—At a Loss

Dear At a Loss,

I’m so happy to hear that my first bit of advice was helpful. I would not retain your child. The vast amount of data shows that retention does not work—there is no correlation to increased student learning, and it does not help children long-term. In fact, retention has a strong negative correlation to student achievement. While there are many studies that you can find on this topic, this website is particularly useful in that it aggregates thousands of studies into a single table and is updating constantly. The table lists 252 influences on student achievement: Retention demonstrates a negative correlation, coming in seventh from the bottom in terms of impact on student achievement.

The behaviors you describe also sound like the behaviors that one might expect from a typical kindergartner. My wife, a kindergarten teacher, concurs.
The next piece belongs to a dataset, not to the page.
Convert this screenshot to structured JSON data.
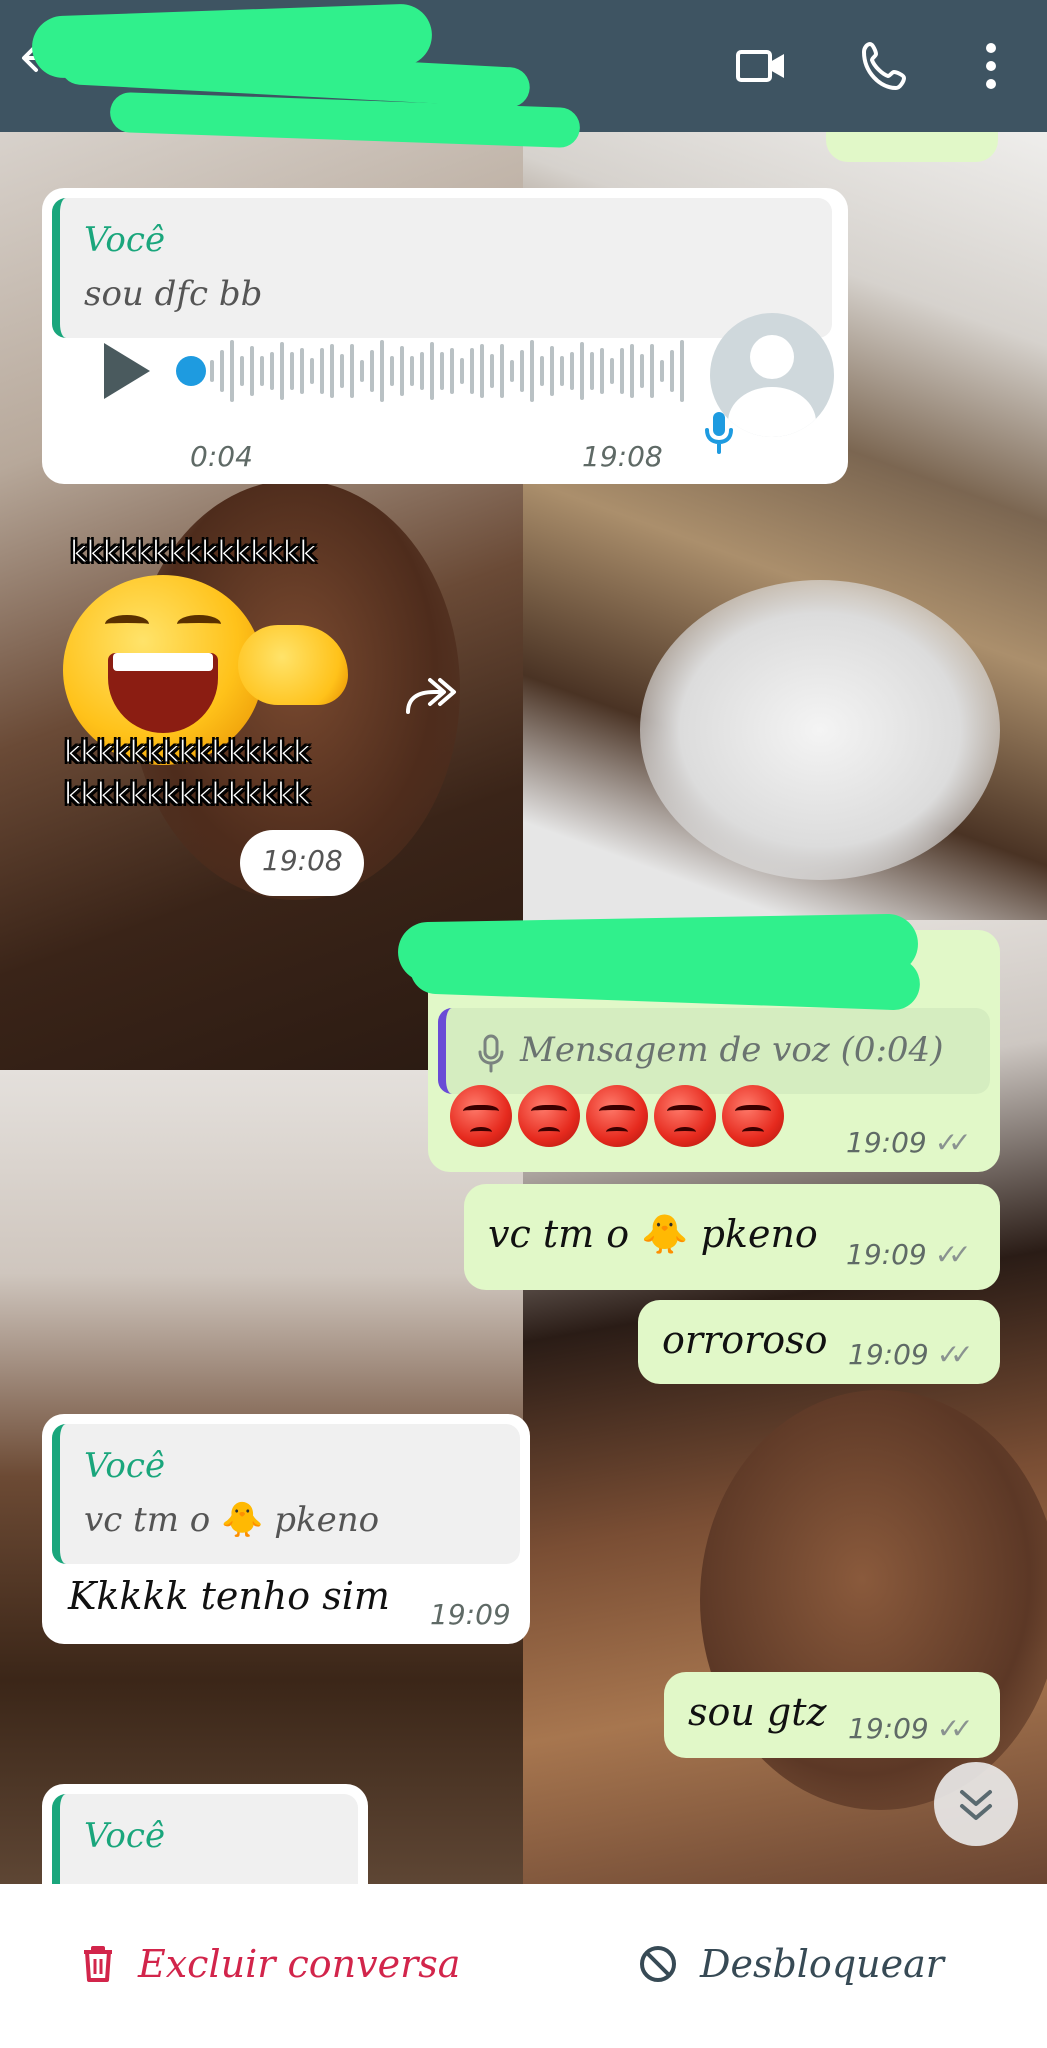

Your son’s inability to make positive choices when he’s influenced by others, for example, is called peer pressure. It’s something most students struggle with at some point in their lives. If high school students are routinely succumbing to peer pressure (and they are), how could anyone possibly expect a 5- or 6-year-old boy to be confident and mature enough to deflect peer pressure when it rears its ugly head?
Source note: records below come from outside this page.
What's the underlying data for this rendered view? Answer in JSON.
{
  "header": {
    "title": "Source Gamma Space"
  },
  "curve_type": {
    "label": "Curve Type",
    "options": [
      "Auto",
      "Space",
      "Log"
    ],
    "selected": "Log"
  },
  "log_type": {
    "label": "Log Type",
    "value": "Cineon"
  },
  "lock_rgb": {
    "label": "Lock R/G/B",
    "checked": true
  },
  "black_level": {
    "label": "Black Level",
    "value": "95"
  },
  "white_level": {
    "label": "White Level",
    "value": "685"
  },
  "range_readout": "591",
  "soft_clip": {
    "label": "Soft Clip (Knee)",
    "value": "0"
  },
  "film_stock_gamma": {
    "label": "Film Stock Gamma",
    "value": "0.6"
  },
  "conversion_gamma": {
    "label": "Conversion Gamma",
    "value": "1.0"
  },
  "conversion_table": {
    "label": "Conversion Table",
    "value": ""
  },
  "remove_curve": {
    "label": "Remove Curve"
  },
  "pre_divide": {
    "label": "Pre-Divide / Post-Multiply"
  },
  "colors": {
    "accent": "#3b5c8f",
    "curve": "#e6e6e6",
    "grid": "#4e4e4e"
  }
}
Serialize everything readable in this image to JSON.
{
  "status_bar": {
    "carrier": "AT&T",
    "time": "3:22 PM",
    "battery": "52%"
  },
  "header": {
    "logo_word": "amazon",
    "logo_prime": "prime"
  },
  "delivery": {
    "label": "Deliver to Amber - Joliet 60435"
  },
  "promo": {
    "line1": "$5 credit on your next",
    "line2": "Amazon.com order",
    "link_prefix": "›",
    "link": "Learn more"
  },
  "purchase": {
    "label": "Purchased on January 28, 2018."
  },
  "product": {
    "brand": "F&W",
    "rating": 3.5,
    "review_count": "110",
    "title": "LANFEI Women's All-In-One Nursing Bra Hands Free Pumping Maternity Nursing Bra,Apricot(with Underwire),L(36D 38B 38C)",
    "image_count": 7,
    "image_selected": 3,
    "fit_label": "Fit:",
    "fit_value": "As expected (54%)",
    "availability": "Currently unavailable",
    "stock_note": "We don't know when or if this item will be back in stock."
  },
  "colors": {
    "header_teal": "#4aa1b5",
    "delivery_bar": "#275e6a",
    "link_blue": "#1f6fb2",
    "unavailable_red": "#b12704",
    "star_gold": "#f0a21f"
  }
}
He isn’t “communicating appropriately when frustrated”? This is a struggle that many people will have for their entire lives, adults included. Most people struggle with effective communication when frustrated. Of course your son is struggling with this issue. He’s a kindergartner.

And I have no idea what “he doesn’t take pride in speaking to the entire class when given the opportunity” means. Not to be an asshole, but I would love to ask your son’s teacher and principal what method was used to evaluate your son’s level of pride when speaking to the class. Was his internal pride score a standard deviation lower than the class average? Also, when did it become an expectation that students will feel pride during public speaking? Public speaking scares the hell out of most people. Children, too. Expecting a child to feel pride in speaking to his classmates is ridiculous, and it’s an even more ridiculous reason to retain him for another year.

Your child does not need the gift of another year of kindergarten. He needs the gift of first grade. Like all kids, he will mature with time. His behaviors will improve. He will be become more skilled at handling challenging circumstances.

He sounds like a typical kindergartner to me, learning to navigate the complex challenges associated with peer pressure and finding better ways to respond appropriately when frustrated. These are struggles that we would expect to see in a kindergarten student. Send him to first grade. Keep your daughter right where she is. Keep doing the things that you are doing.

Best of luck.

—Mr. Dicks